* **Exercise instructions**: Leaving out the pictures, reproduce each record exactly and in full.

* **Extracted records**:
....
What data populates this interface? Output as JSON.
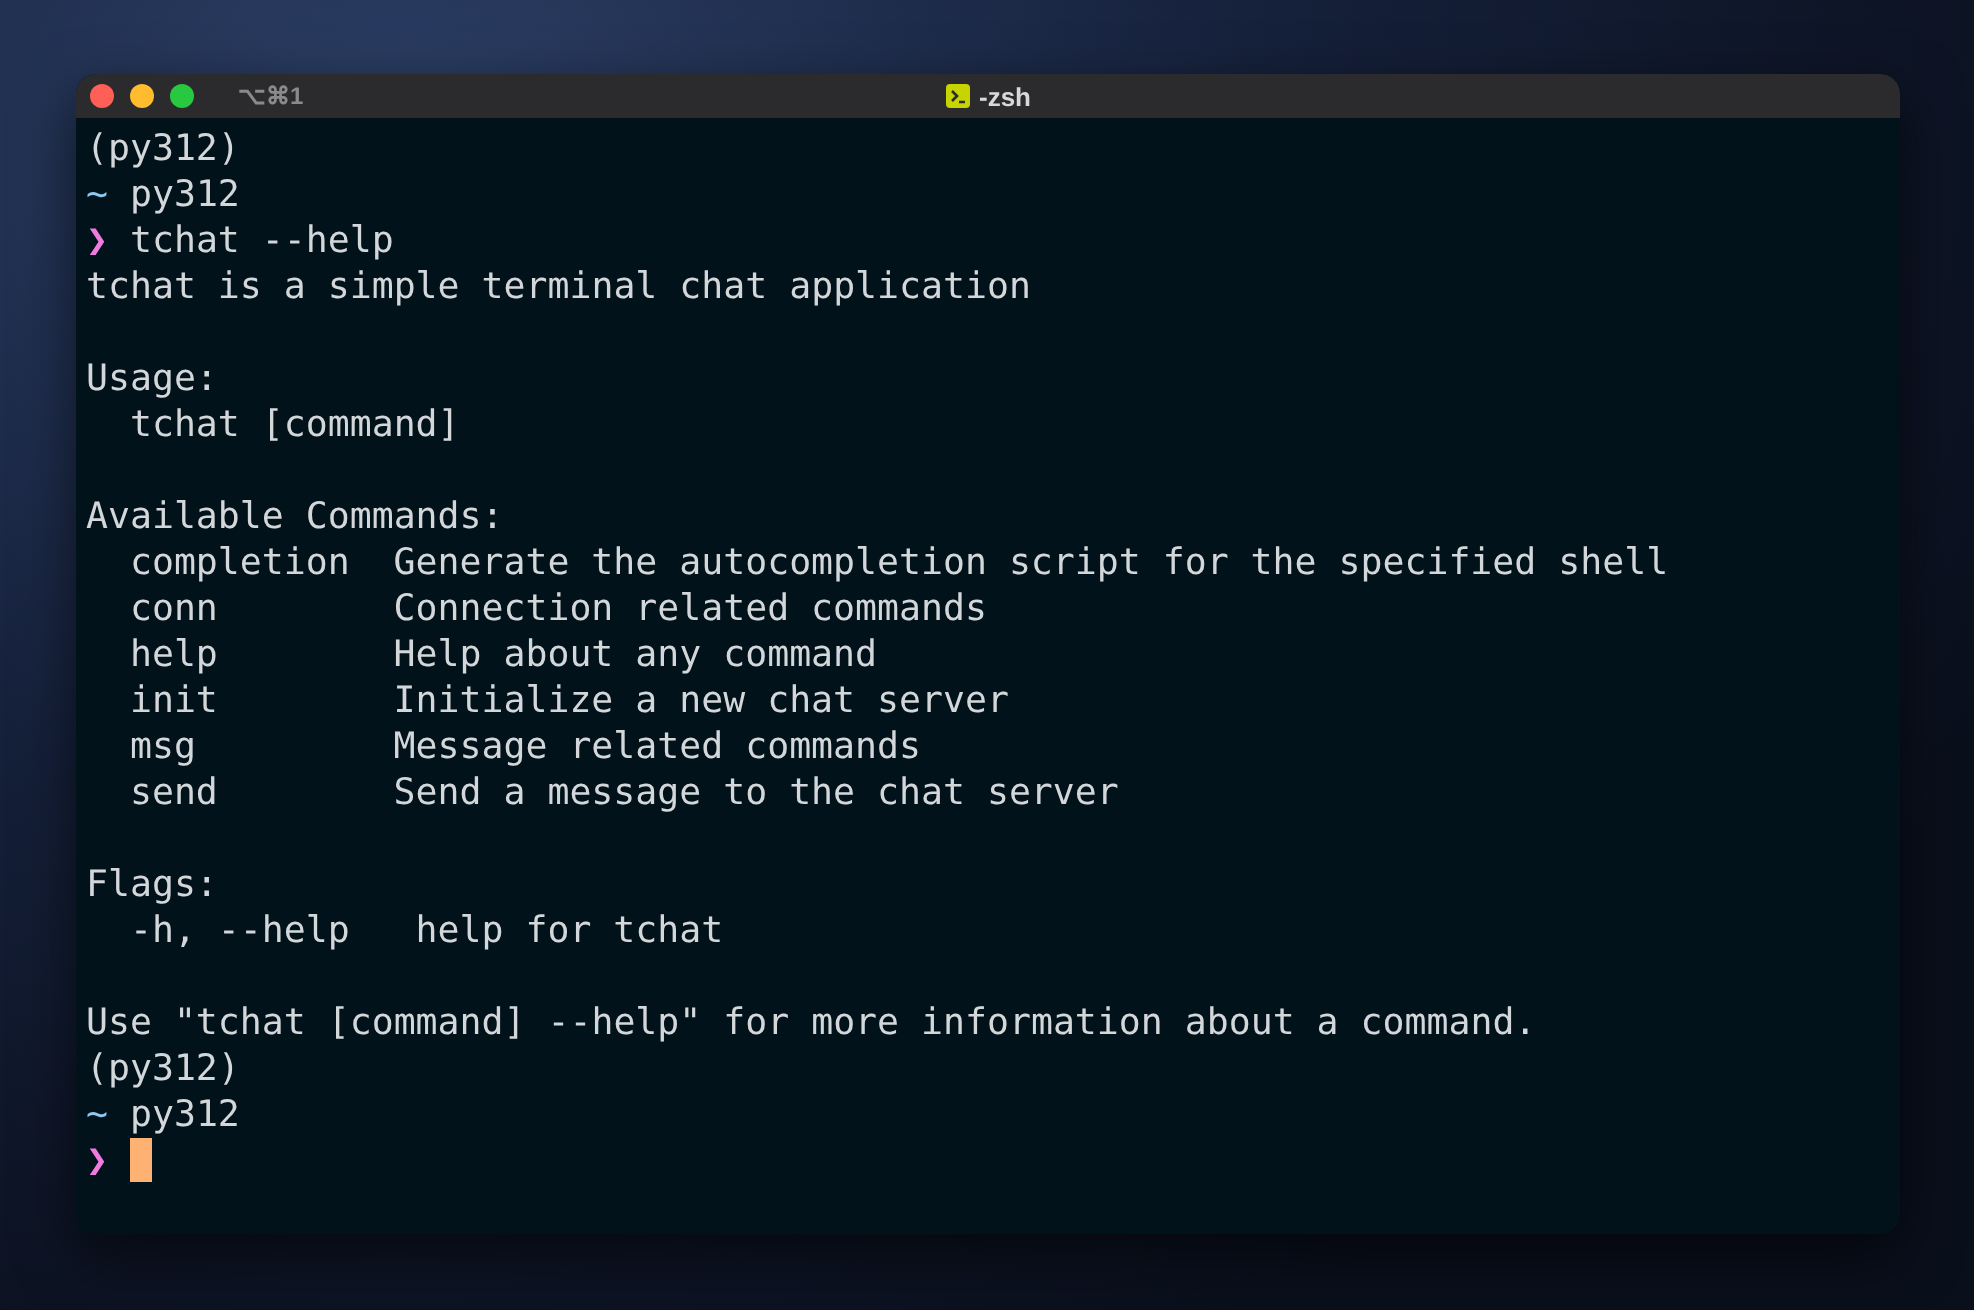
{
  "window": {
    "title": "-zsh",
    "shortcut": "⌥⌘1"
  },
  "lines": [
    {
      "kind": "plain",
      "text": "(py312)"
    },
    {
      "kind": "dir",
      "symbol": "~",
      "text": "py312"
    },
    {
      "kind": "prompt",
      "symbol": "❯",
      "command": "tchat --help",
      "cursor": false
    },
    {
      "kind": "plain",
      "text": "tchat is a simple terminal chat application"
    },
    {
      "kind": "blank"
    },
    {
      "kind": "plain",
      "text": "Usage:"
    },
    {
      "kind": "indented",
      "text": "tchat [command]"
    },
    {
      "kind": "blank"
    },
    {
      "kind": "plain",
      "text": "Available Commands:"
    },
    {
      "kind": "command",
      "name": "completion",
      "description": "Generate the autocompletion script for the specified shell"
    },
    {
      "kind": "command",
      "name": "conn",
      "description": "Connection related commands"
    },
    {
      "kind": "command",
      "name": "help",
      "description": "Help about any command"
    },
    {
      "kind": "command",
      "name": "init",
      "description": "Initialize a new chat server"
    },
    {
      "kind": "command",
      "name": "msg",
      "description": "Message related commands"
    },
    {
      "kind": "command",
      "name": "send",
      "description": "Send a message to the chat server"
    },
    {
      "kind": "blank"
    },
    {
      "kind": "plain",
      "text": "Flags:"
    },
    {
      "kind": "flag",
      "name": "-h, --help",
      "description": "help for tchat"
    },
    {
      "kind": "blank"
    },
    {
      "kind": "plain",
      "text": "Use \"tchat [command] --help\" for more information about a command."
    },
    {
      "kind": "plain",
      "text": "(py312)"
    },
    {
      "kind": "dir",
      "symbol": "~",
      "text": "py312"
    },
    {
      "kind": "prompt",
      "symbol": "❯",
      "cursor": true
    }
  ]
}
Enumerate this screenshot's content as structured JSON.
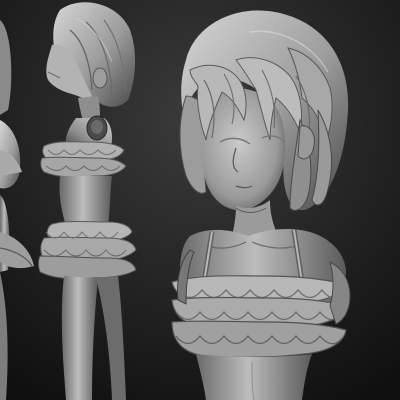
{
  "viewport": {
    "background_colors": [
      "#3b3b3b",
      "#101010"
    ],
    "clay_colors": {
      "light": "#cfcfcf",
      "mid": "#9a9a9a",
      "dark": "#555555",
      "shadow": "#2a2a2a"
    }
  }
}
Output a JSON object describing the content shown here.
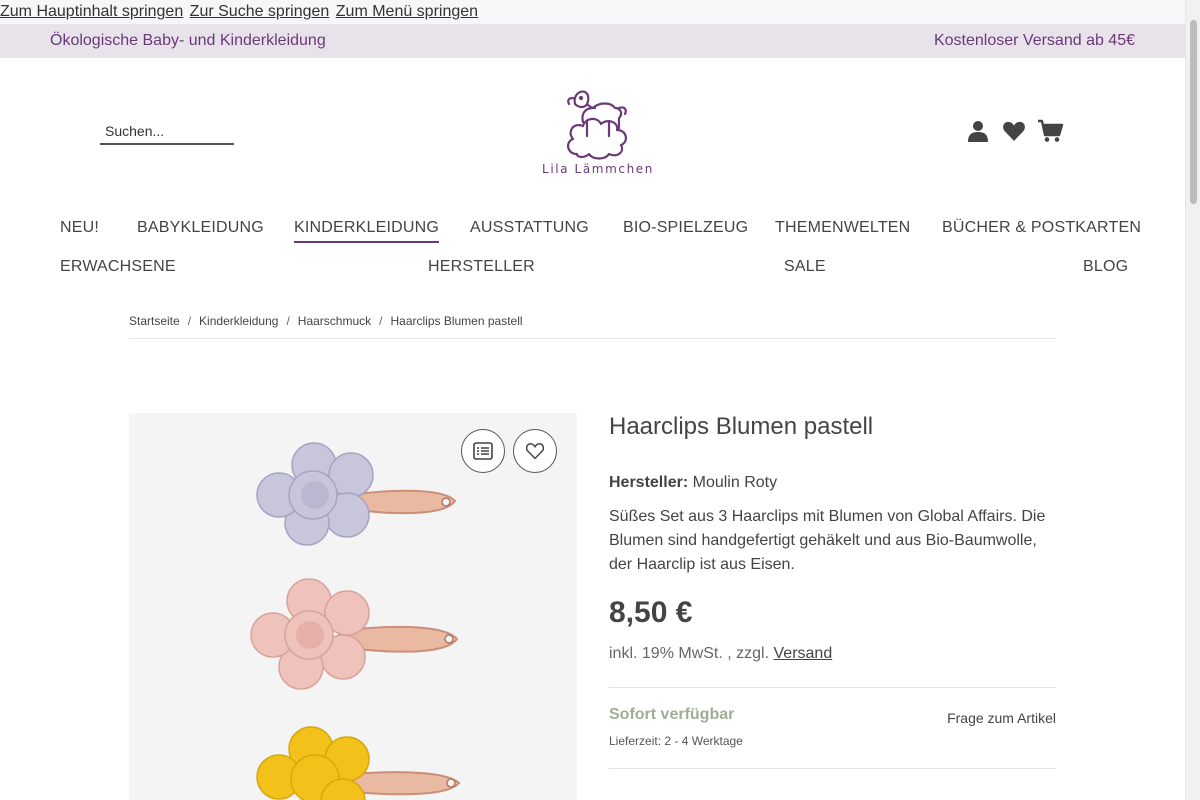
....
* **Exercise output**:
What data populates this interface? Output as JSON.
{
  "window": {
    "title": "-zsh",
    "shortcut": "⌥⌘1"
  },
  "lines": [
    {
      "kind": "plain",
      "text": "(py312)"
    },
    {
      "kind": "dir",
      "symbol": "~",
      "text": "py312"
    },
    {
      "kind": "prompt",
      "symbol": "❯",
      "command": "tchat --help",
      "cursor": false
    },
    {
      "kind": "plain",
      "text": "tchat is a simple terminal chat application"
    },
    {
      "kind": "blank"
    },
    {
      "kind": "plain",
      "text": "Usage:"
    },
    {
      "kind": "indented",
      "text": "tchat [command]"
    },
    {
      "kind": "blank"
    },
    {
      "kind": "plain",
      "text": "Available Commands:"
    },
    {
      "kind": "command",
      "name": "completion",
      "description": "Generate the autocompletion script for the specified shell"
    },
    {
      "kind": "command",
      "name": "conn",
      "description": "Connection related commands"
    },
    {
      "kind": "command",
      "name": "help",
      "description": "Help about any command"
    },
    {
      "kind": "command",
      "name": "init",
      "description": "Initialize a new chat server"
    },
    {
      "kind": "command",
      "name": "msg",
      "description": "Message related commands"
    },
    {
      "kind": "command",
      "name": "send",
      "description": "Send a message to the chat server"
    },
    {
      "kind": "blank"
    },
    {
      "kind": "plain",
      "text": "Flags:"
    },
    {
      "kind": "flag",
      "name": "-h, --help",
      "description": "help for tchat"
    },
    {
      "kind": "blank"
    },
    {
      "kind": "plain",
      "text": "Use \"tchat [command] --help\" for more information about a command."
    },
    {
      "kind": "plain",
      "text": "(py312)"
    },
    {
      "kind": "dir",
      "symbol": "~",
      "text": "py312"
    },
    {
      "kind": "prompt",
      "symbol": "❯",
      "cursor": true
    }
  ]
}
Enumerate this screenshot's content as structured JSON.
{
  "viewport": {
    "background_colors": [
      "#3b3b3b",
      "#101010"
    ],
    "clay_colors": {
      "light": "#cfcfcf",
      "mid": "#9a9a9a",
      "dark": "#555555",
      "shadow": "#2a2a2a"
    }
  }
}
Output a JSON object describing the content shown here.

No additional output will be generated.